PRS for MusicUK dentists could be wasting hundreds of pounds by paying fees to PRS for Music.

The case of Società Consortile Fonografici v Marco Del Corso found that broadcasting music within private dental practices in Italy does not entitle the practice to pay any remuneration.

The UK remains a member state of the European Union and while the UK remains a member state it continues to benefit from the rights, and remain bound by the obligations, under the treaties,’ The Court of Justice of the European Union recently told Dentistry.co.uk’s Neel Kothari, seeking further clarification on this.

‘Judgments of the Court of Justice of the EU apply to all member states.’

‘Ludicrous fees’

Dental practices have to pay PPL and PRS for Music in order to be licensed to play music in their practices.

The case of Società Consortile Fonografici v Marco Del Corso applies to Italian law and was previously not understood to have applied to UK law.

The response from The Court of Justice of the European Union implies that dental practices should not have to pay this according to EU law.

The decision by the European Courts in 2012 makes perfect sense,’ Neel Kothari, practice owner and regular contributor to Dentistry.co.uk, says.

‘Of course patients don’t come to dental practices to listen to music, so why should we allow ourselves as a profession to once again be forced into paying ludicrous fees for a service we are not benefitting from.

‘The EU courts have jurisdiction over this matter and if they are happy to exempt us from payment, why should we be forced to keep paying this unfair tax?

‘UK dentistry is not a bottomless pit and every penny wasted on fees like this indirectly affects patient care.

‘If PRS feels that it is somehow exempt from this EU ruling, it really needs to explain why, as an organisation, it is above EU law.

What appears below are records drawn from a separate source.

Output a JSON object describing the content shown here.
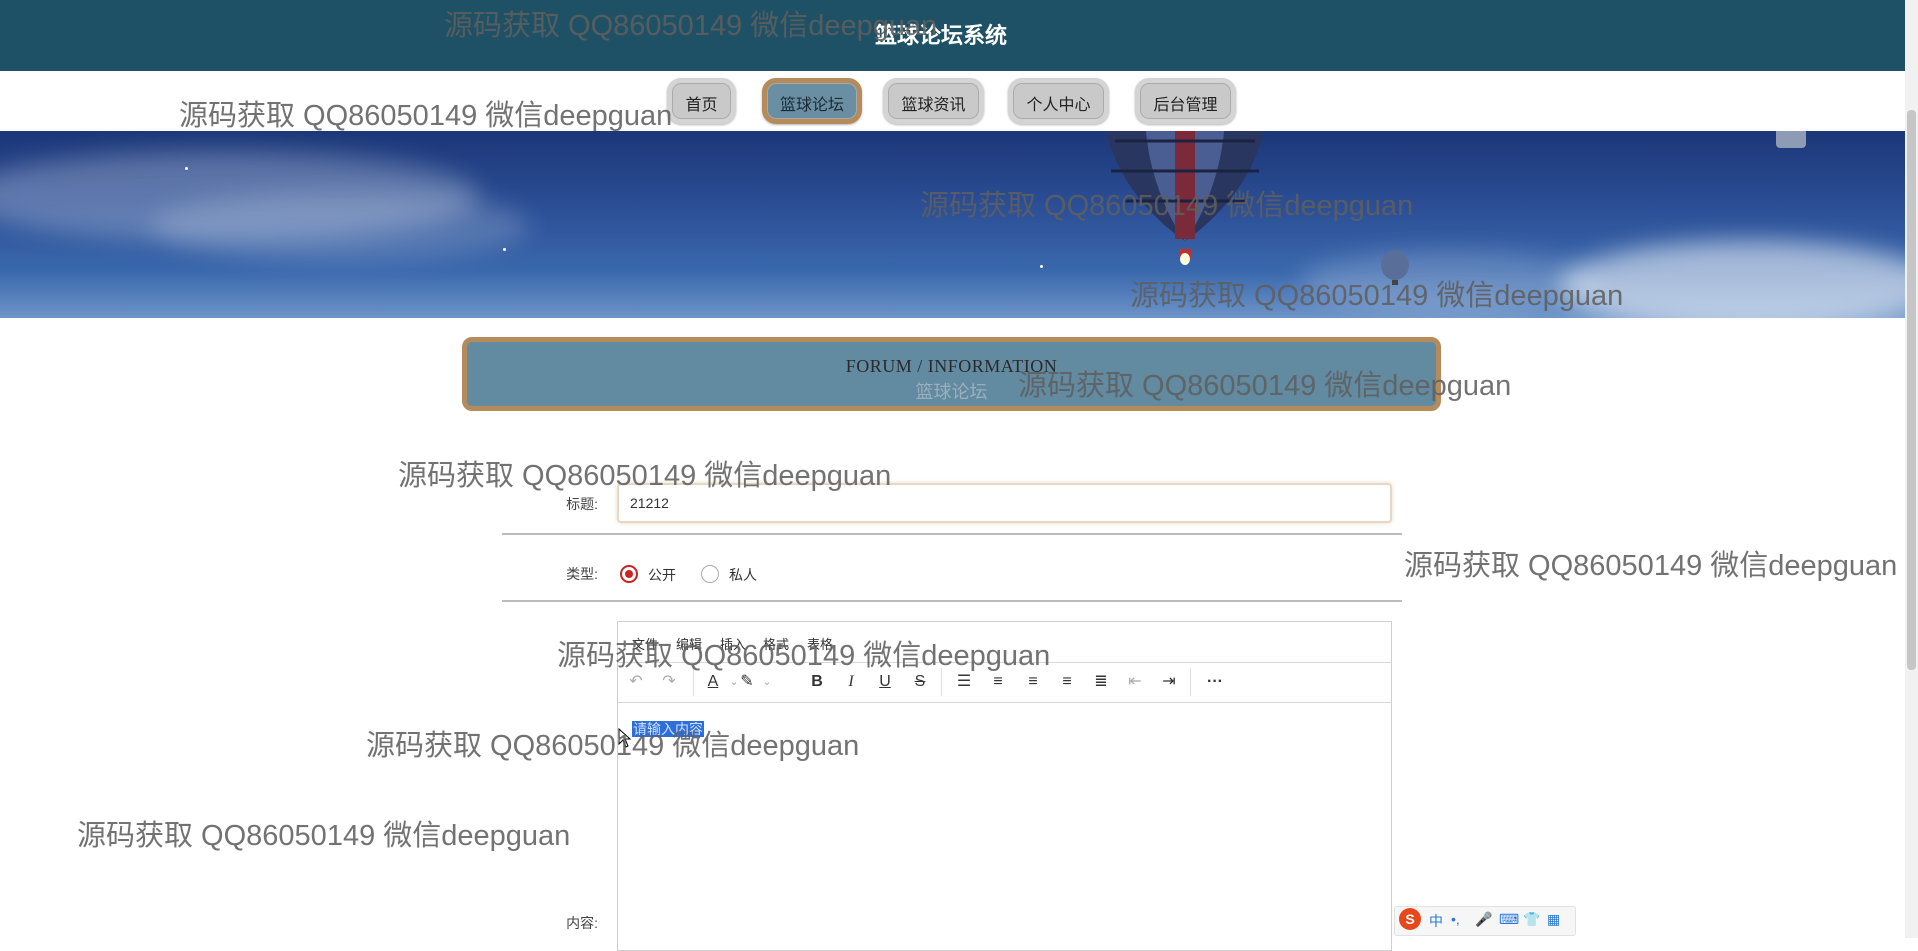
{
  "header": {
    "title": "篮球论坛系统"
  },
  "nav": {
    "items": [
      {
        "label": "首页",
        "active": false
      },
      {
        "label": "篮球论坛",
        "active": true
      },
      {
        "label": "篮球资讯",
        "active": false
      },
      {
        "label": "个人中心",
        "active": false
      },
      {
        "label": "后台管理",
        "active": false
      }
    ]
  },
  "section": {
    "title_en": "FORUM / INFORMATION",
    "title_cn": "篮球论坛"
  },
  "form": {
    "title_label": "标题:",
    "title_value": "21212",
    "type_label": "类型:",
    "type_options": [
      {
        "label": "公开",
        "selected": true
      },
      {
        "label": "私人",
        "selected": false
      }
    ],
    "content_label": "内容:"
  },
  "editor": {
    "menu": [
      "文件",
      "编辑",
      "插入",
      "格式",
      "表格"
    ],
    "toolbar_icons": [
      "undo-icon",
      "redo-icon",
      "text-color-icon",
      "highlight-color-icon",
      "bold-icon",
      "italic-icon",
      "underline-icon",
      "strikethrough-icon",
      "line-height-icon",
      "align-left-icon",
      "align-center-icon",
      "align-right-icon",
      "align-justify-icon",
      "outdent-icon",
      "indent-icon",
      "more-icon"
    ],
    "placeholder": "请输入内容"
  },
  "ime": {
    "label": "中"
  },
  "watermark": {
    "text": "源码获取 QQ86050149 微信deepguan"
  },
  "colors": {
    "header_bg": "#1f5166",
    "active_nav": "#6a8fa3",
    "accent_border": "#b58b5c",
    "radio_selected": "#cc2222"
  }
}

‘In my opinion, if we have been mislead into paying unwarranted fees, we may be entitled to a refund going back many years in a similar way to the PPI scandal.’